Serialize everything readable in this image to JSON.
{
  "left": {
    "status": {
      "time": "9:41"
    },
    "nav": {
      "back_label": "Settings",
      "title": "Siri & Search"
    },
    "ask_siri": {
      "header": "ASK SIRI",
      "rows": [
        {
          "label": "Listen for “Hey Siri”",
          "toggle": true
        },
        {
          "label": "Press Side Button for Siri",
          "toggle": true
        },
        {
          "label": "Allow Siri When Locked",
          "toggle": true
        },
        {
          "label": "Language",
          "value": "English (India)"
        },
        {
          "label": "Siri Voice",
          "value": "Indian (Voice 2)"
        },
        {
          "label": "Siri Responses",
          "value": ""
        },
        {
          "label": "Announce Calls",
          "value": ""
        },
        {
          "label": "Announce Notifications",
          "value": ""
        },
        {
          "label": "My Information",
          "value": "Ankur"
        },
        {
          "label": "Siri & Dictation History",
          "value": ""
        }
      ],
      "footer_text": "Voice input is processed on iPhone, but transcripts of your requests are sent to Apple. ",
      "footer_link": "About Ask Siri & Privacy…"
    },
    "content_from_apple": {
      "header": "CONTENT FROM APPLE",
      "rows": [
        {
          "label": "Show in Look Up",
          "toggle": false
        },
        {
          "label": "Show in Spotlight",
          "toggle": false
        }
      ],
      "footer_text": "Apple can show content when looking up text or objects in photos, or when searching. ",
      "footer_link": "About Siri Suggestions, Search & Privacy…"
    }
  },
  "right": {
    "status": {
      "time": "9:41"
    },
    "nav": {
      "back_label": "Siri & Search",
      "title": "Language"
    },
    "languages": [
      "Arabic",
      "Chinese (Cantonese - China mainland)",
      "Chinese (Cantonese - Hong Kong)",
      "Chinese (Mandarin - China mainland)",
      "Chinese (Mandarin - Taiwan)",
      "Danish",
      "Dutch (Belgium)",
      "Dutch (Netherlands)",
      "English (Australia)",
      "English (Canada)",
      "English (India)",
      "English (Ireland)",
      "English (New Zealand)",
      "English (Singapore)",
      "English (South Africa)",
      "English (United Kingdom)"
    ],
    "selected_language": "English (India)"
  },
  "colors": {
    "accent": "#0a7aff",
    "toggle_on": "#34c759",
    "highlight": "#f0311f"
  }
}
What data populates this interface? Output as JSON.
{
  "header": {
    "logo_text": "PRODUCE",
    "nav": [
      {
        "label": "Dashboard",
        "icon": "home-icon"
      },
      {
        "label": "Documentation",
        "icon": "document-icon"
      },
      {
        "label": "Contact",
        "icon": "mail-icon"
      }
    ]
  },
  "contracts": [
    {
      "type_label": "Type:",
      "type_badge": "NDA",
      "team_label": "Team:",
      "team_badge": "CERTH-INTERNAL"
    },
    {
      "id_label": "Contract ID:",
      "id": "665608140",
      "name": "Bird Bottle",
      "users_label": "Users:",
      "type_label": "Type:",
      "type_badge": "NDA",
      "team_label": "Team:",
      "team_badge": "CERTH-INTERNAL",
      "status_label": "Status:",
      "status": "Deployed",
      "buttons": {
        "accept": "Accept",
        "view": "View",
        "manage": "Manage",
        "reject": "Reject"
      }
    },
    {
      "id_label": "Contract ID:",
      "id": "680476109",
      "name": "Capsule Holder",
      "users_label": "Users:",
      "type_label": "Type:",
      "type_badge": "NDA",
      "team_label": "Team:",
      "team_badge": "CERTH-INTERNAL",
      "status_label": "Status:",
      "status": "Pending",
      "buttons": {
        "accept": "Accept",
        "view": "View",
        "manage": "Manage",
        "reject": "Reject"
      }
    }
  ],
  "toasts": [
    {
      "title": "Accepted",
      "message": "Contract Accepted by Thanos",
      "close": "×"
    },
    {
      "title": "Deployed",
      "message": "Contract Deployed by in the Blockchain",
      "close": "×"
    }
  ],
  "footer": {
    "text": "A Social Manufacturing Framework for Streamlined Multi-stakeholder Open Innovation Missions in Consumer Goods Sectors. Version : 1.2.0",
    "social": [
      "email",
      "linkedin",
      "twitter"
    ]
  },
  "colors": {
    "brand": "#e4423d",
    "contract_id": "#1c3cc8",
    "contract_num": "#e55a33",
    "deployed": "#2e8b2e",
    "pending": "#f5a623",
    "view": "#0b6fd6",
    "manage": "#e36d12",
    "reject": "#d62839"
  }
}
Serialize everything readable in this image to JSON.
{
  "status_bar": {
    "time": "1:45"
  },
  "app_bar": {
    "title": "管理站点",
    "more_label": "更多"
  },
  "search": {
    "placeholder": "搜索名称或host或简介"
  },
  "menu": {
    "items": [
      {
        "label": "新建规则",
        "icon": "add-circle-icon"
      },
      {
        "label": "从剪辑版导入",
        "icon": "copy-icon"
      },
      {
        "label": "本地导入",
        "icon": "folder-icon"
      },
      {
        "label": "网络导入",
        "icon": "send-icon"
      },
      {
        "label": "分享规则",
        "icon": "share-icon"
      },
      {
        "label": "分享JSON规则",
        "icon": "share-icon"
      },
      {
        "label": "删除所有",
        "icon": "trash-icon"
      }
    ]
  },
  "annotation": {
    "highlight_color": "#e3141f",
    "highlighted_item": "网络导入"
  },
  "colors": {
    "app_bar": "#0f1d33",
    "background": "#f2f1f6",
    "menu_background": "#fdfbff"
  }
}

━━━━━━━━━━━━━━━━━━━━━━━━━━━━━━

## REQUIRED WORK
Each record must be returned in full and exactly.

## RESPONSE AREA
Serialize everything readable in this image to JSON.
{
  "left": {
    "status": {
      "time": "9:41"
    },
    "nav": {
      "back_label": "Settings",
      "title": "Siri & Search"
    },
    "ask_siri": {
      "header": "ASK SIRI",
      "rows": [
        {
          "label": "Listen for “Hey Siri”",
          "toggle": true
        },
        {
          "label": "Press Side Button for Siri",
          "toggle": true
        },
        {
          "label": "Allow Siri When Locked",
          "toggle": true
        },
        {
          "label": "Language",
          "value": "English (India)"
        },
        {
          "label": "Siri Voice",
          "value": "Indian (Voice 2)"
        },
        {
          "label": "Siri Responses",
          "value": ""
        },
        {
          "label": "Announce Calls",
          "value": ""
        },
        {
          "label": "Announce Notifications",
          "value": ""
        },
        {
          "label": "My Information",
          "value": "Ankur"
        },
        {
          "label": "Siri & Dictation History",
          "value": ""
        }
      ],
      "footer_text": "Voice input is processed on iPhone, but transcripts of your requests are sent to Apple. ",
      "footer_link": "About Ask Siri & Privacy…"
    },
    "content_from_apple": {
      "header": "CONTENT FROM APPLE",
      "rows": [
        {
          "label": "Show in Look Up",
          "toggle": false
        },
        {
          "label": "Show in Spotlight",
          "toggle": false
        }
      ],
      "footer_text": "Apple can show content when looking up text or objects in photos, or when searching. ",
      "footer_link": "About Siri Suggestions, Search & Privacy…"
    }
  },
  "right": {
    "status": {
      "time": "9:41"
    },
    "nav": {
      "back_label": "Siri & Search",
      "title": "Language"
    },
    "languages": [
      "Arabic",
      "Chinese (Cantonese - China mainland)",
      "Chinese (Cantonese - Hong Kong)",
      "Chinese (Mandarin - China mainland)",
      "Chinese (Mandarin - Taiwan)",
      "Danish",
      "Dutch (Belgium)",
      "Dutch (Netherlands)",
      "English (Australia)",
      "English (Canada)",
      "English (India)",
      "English (Ireland)",
      "English (New Zealand)",
      "English (Singapore)",
      "English (South Africa)",
      "English (United Kingdom)"
    ],
    "selected_language": "English (India)"
  },
  "colors": {
    "accent": "#0a7aff",
    "toggle_on": "#34c759",
    "highlight": "#f0311f"
  }
}
What data populates this interface? Output as JSON.
{
  "header": {
    "logo_text": "PRODUCE",
    "nav": [
      {
        "label": "Dashboard",
        "icon": "home-icon"
      },
      {
        "label": "Documentation",
        "icon": "document-icon"
      },
      {
        "label": "Contact",
        "icon": "mail-icon"
      }
    ]
  },
  "contracts": [
    {
      "type_label": "Type:",
      "type_badge": "NDA",
      "team_label": "Team:",
      "team_badge": "CERTH-INTERNAL"
    },
    {
      "id_label": "Contract ID:",
      "id": "665608140",
      "name": "Bird Bottle",
      "users_label": "Users:",
      "type_label": "Type:",
      "type_badge": "NDA",
      "team_label": "Team:",
      "team_badge": "CERTH-INTERNAL",
      "status_label": "Status:",
      "status": "Deployed",
      "buttons": {
        "accept": "Accept",
        "view": "View",
        "manage": "Manage",
        "reject": "Reject"
      }
    },
    {
      "id_label": "Contract ID:",
      "id": "680476109",
      "name": "Capsule Holder",
      "users_label": "Users:",
      "type_label": "Type:",
      "type_badge": "NDA",
      "team_label": "Team:",
      "team_badge": "CERTH-INTERNAL",
      "status_label": "Status:",
      "status": "Pending",
      "buttons": {
        "accept": "Accept",
        "view": "View",
        "manage": "Manage",
        "reject": "Reject"
      }
    }
  ],
  "toasts": [
    {
      "title": "Accepted",
      "message": "Contract Accepted by Thanos",
      "close": "×"
    },
    {
      "title": "Deployed",
      "message": "Contract Deployed by in the Blockchain",
      "close": "×"
    }
  ],
  "footer": {
    "text": "A Social Manufacturing Framework for Streamlined Multi-stakeholder Open Innovation Missions in Consumer Goods Sectors. Version : 1.2.0",
    "social": [
      "email",
      "linkedin",
      "twitter"
    ]
  },
  "colors": {
    "brand": "#e4423d",
    "contract_id": "#1c3cc8",
    "contract_num": "#e55a33",
    "deployed": "#2e8b2e",
    "pending": "#f5a623",
    "view": "#0b6fd6",
    "manage": "#e36d12",
    "reject": "#d62839"
  }
}
Serialize everything readable in this image to JSON.
{
  "status_bar": {
    "time": "1:45"
  },
  "app_bar": {
    "title": "管理站点",
    "more_label": "更多"
  },
  "search": {
    "placeholder": "搜索名称或host或简介"
  },
  "menu": {
    "items": [
      {
        "label": "新建规则",
        "icon": "add-circle-icon"
      },
      {
        "label": "从剪辑版导入",
        "icon": "copy-icon"
      },
      {
        "label": "本地导入",
        "icon": "folder-icon"
      },
      {
        "label": "网络导入",
        "icon": "send-icon"
      },
      {
        "label": "分享规则",
        "icon": "share-icon"
      },
      {
        "label": "分享JSON规则",
        "icon": "share-icon"
      },
      {
        "label": "删除所有",
        "icon": "trash-icon"
      }
    ]
  },
  "annotation": {
    "highlight_color": "#e3141f",
    "highlighted_item": "网络导入"
  },
  "colors": {
    "app_bar": "#0f1d33",
    "background": "#f2f1f6",
    "menu_background": "#fdfbff"
  }
}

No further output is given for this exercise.